■ Work instructions:
Please filter the entries and return only the lines that include "title".

(Records to process Opens)

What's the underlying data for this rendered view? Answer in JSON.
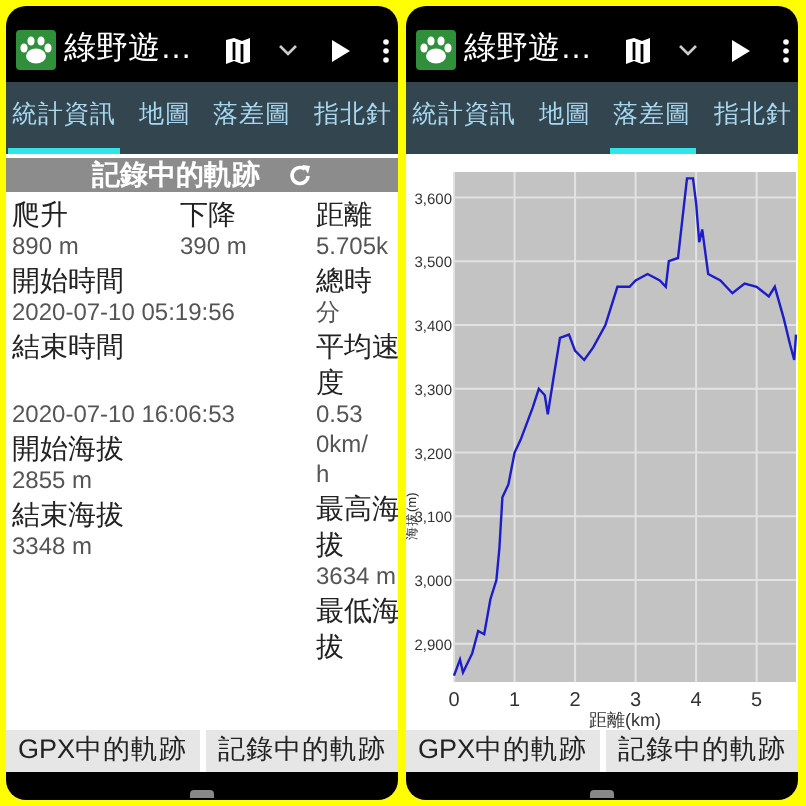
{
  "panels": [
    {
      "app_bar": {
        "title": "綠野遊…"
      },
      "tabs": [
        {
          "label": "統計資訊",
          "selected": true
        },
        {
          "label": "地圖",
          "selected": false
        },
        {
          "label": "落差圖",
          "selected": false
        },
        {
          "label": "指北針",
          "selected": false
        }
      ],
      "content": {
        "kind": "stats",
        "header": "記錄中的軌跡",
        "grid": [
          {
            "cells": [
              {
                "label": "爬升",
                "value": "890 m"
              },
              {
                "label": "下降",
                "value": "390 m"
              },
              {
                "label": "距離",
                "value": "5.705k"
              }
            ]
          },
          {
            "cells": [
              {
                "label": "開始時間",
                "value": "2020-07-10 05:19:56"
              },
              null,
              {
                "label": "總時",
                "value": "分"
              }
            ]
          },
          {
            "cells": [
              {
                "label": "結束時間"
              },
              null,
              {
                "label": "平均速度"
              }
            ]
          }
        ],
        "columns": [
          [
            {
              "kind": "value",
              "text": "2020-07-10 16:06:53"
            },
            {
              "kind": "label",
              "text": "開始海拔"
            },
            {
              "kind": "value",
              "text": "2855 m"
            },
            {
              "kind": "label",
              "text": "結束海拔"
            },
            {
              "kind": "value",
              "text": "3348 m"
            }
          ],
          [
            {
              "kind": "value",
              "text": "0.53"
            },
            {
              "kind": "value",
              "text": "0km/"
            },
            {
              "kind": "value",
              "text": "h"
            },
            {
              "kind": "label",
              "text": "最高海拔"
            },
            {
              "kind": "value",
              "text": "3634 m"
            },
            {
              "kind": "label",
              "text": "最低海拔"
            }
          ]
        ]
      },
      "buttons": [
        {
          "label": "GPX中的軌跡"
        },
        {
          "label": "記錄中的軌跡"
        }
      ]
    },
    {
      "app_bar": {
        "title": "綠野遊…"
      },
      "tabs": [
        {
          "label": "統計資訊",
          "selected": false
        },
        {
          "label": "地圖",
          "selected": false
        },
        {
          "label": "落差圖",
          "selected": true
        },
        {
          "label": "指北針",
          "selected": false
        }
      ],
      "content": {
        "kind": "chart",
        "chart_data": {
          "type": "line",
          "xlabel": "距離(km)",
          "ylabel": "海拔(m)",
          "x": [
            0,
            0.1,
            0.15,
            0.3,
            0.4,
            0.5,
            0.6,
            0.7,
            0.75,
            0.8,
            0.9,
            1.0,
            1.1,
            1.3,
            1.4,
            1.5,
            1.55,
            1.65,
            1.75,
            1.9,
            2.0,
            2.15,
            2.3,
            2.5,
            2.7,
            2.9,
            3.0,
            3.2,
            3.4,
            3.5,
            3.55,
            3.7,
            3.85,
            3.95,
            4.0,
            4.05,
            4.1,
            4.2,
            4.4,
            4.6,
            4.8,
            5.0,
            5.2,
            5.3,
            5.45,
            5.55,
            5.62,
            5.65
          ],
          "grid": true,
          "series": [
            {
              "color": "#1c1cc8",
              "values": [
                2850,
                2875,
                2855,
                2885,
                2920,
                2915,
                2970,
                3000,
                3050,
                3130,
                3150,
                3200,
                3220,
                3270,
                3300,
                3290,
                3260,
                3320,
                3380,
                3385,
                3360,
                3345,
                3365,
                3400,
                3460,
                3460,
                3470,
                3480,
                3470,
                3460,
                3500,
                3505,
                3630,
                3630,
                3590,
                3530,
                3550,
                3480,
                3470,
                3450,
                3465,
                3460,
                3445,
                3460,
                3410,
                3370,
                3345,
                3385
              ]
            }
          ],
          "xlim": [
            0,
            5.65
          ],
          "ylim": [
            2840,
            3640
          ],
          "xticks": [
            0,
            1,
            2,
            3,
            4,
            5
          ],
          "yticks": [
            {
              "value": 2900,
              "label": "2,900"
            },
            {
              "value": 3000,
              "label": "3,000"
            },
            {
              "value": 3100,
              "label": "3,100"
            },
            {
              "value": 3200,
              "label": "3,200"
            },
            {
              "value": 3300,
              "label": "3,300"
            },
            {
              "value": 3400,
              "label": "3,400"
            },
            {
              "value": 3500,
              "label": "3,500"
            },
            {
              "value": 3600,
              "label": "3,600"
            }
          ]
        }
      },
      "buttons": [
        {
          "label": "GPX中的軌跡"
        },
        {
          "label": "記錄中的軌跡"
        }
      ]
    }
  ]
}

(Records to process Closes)
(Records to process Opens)

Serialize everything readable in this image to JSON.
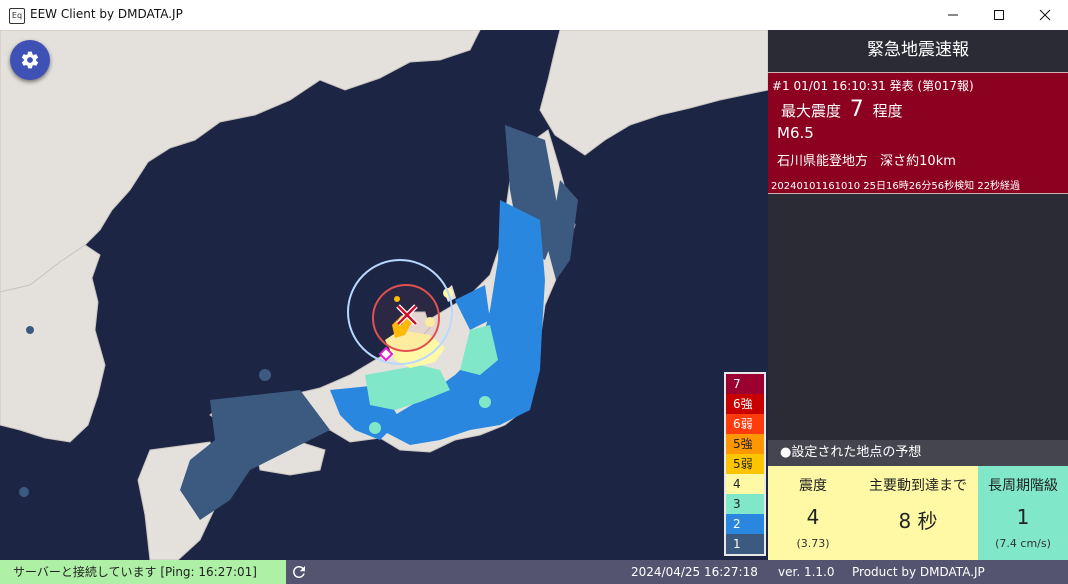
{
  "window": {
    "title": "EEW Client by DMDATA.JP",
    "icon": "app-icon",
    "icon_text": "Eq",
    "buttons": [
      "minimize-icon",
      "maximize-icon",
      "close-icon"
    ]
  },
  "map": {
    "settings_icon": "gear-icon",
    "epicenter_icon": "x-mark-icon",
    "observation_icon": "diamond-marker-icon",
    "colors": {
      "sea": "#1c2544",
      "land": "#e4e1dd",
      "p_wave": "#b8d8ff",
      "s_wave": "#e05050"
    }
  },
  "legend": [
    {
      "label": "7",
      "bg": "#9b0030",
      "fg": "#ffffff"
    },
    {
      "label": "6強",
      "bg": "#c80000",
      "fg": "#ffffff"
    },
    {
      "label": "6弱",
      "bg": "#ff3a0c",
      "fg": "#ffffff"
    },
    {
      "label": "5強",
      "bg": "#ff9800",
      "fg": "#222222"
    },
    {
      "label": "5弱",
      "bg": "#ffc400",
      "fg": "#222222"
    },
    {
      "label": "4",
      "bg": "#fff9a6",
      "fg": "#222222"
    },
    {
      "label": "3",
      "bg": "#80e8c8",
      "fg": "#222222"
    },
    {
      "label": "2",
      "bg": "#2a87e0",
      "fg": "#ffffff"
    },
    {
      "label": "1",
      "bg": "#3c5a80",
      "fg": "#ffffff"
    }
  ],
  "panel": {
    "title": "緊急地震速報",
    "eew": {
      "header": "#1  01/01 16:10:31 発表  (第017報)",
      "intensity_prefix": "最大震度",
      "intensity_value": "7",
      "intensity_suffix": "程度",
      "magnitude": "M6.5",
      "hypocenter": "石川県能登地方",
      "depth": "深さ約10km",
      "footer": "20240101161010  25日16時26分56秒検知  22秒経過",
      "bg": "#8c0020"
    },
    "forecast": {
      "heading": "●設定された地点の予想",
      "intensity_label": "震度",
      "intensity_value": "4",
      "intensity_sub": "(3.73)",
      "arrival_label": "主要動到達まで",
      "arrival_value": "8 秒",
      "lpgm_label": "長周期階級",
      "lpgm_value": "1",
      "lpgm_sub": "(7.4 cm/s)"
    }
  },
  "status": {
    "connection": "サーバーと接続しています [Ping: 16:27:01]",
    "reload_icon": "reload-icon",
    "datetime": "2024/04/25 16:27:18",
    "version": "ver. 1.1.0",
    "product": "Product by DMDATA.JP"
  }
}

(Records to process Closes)

■ Exercise result:
        "title": "綠野遊…"
        "title": "綠野遊…"
    "title": "EEW Client by DMDATA.JP",
    "title": "緊急地震速報",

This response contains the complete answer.